DATASET ENTRIES:

*-*-*

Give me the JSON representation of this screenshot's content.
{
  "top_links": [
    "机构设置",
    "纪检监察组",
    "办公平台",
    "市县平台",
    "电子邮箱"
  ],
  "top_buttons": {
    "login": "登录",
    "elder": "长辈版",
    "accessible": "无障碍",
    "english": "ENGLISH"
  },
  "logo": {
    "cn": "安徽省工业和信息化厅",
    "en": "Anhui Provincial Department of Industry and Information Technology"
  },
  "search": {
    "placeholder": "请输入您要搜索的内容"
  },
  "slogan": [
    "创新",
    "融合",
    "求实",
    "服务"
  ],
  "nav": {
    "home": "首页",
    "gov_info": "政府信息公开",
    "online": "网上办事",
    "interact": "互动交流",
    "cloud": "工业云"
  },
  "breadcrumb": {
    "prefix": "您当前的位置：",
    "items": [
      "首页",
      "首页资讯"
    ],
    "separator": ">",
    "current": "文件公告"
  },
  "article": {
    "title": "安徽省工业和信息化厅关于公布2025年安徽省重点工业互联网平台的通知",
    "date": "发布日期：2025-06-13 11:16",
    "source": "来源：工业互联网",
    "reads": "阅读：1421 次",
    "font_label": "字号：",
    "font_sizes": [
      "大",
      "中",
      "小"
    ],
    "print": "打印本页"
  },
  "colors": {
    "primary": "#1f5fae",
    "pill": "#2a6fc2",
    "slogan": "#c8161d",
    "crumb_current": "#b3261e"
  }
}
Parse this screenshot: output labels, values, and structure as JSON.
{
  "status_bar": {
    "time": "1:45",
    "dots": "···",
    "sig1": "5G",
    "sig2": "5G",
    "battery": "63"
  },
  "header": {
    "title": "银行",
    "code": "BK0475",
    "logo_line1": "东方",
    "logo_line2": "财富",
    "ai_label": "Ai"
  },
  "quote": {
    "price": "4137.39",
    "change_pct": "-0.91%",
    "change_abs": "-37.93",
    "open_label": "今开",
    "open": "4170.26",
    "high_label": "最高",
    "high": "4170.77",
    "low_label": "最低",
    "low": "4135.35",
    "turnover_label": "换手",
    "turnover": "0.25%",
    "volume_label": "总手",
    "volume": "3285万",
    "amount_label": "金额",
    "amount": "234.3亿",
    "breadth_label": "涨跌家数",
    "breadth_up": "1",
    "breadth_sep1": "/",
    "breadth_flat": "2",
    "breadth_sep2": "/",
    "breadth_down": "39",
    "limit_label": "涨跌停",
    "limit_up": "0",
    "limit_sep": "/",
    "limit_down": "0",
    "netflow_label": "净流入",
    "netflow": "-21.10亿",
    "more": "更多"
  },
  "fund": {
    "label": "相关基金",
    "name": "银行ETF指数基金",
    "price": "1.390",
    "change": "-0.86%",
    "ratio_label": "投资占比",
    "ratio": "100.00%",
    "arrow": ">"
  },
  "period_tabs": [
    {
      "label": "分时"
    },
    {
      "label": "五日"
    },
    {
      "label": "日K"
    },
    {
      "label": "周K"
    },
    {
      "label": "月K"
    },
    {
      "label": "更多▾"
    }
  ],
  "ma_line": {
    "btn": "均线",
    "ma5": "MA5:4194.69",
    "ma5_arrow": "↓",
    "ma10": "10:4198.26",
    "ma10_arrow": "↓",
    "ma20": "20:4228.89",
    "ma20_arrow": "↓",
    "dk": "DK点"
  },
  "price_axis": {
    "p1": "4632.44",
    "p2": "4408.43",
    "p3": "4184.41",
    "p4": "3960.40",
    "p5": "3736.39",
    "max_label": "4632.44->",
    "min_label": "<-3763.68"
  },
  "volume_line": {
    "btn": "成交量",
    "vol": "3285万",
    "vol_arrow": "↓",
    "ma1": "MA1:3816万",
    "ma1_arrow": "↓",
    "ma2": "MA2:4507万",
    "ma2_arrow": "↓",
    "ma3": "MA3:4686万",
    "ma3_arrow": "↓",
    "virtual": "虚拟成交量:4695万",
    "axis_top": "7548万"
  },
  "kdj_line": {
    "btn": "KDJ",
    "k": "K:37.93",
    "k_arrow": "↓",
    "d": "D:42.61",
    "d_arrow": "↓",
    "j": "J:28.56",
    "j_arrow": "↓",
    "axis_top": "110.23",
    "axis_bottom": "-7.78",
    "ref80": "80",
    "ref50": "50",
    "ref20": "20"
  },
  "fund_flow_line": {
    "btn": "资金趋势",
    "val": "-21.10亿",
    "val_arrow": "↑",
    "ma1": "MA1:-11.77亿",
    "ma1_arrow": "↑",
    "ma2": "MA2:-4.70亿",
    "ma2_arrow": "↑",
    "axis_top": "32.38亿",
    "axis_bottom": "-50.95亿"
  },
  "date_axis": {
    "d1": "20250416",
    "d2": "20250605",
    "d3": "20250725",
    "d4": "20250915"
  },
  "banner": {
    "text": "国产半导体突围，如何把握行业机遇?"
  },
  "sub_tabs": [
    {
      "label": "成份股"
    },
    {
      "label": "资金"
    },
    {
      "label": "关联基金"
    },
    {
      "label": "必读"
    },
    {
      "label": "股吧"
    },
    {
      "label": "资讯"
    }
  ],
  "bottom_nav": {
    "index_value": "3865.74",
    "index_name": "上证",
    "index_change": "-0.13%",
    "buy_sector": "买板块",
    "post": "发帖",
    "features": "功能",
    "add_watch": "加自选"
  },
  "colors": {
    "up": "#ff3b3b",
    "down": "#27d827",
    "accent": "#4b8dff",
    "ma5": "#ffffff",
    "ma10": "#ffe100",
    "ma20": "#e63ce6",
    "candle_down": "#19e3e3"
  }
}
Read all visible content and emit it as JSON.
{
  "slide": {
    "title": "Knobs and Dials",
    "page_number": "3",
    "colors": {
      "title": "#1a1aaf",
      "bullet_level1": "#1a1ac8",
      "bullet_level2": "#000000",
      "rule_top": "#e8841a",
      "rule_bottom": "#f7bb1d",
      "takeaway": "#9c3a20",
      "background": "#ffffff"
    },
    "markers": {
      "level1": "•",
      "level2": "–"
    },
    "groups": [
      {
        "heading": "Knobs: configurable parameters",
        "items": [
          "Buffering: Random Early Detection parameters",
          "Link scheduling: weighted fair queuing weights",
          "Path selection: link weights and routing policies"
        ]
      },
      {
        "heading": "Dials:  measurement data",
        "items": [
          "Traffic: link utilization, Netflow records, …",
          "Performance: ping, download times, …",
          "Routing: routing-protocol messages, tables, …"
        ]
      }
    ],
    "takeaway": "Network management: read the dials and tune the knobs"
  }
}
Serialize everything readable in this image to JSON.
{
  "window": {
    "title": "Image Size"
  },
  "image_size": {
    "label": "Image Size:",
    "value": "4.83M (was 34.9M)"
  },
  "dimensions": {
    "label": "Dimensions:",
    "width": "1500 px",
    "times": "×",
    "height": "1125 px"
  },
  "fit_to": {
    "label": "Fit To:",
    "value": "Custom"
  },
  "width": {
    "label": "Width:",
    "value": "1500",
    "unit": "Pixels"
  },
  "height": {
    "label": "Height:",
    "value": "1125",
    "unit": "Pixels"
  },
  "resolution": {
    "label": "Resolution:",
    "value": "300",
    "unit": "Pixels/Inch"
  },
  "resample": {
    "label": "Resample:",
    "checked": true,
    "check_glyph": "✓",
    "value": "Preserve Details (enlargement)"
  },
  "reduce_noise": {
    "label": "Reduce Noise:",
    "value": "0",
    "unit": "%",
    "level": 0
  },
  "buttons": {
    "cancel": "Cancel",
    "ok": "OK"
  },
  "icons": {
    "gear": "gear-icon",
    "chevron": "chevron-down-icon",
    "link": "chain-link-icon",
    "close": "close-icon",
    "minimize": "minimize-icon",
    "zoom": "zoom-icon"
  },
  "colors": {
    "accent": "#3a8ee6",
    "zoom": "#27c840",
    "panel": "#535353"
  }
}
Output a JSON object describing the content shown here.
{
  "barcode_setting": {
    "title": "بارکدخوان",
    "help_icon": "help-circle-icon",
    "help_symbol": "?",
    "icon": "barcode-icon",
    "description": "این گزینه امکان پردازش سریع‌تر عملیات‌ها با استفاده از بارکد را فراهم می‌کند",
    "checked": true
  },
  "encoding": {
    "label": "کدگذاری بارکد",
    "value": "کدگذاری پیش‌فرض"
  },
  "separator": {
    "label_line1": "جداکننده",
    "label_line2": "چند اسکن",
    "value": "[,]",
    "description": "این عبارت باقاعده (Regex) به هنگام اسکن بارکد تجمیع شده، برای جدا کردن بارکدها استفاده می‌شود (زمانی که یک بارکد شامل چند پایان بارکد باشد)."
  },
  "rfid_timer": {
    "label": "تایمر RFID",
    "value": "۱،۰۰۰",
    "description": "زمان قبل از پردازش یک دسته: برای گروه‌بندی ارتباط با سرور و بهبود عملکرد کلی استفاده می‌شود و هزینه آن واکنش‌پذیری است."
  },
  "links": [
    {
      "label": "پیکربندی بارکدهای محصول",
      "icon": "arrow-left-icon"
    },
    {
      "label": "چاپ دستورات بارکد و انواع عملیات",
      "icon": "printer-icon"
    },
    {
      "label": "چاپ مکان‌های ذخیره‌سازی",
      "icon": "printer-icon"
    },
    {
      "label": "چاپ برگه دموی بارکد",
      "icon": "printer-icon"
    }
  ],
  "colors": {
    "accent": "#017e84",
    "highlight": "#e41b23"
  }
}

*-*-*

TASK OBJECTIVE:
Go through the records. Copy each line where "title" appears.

OUTPUT OF THE EXERCISE:
    "title": "安徽省工业和信息化厅关于公布2025年安徽省重点工业互联网平台的通知",
    "title": "银行",
    "title": "Knobs and Dials",
      "title": "#1a1aaf",
    "title": "Image Size"
    "title": "بارکدخوان",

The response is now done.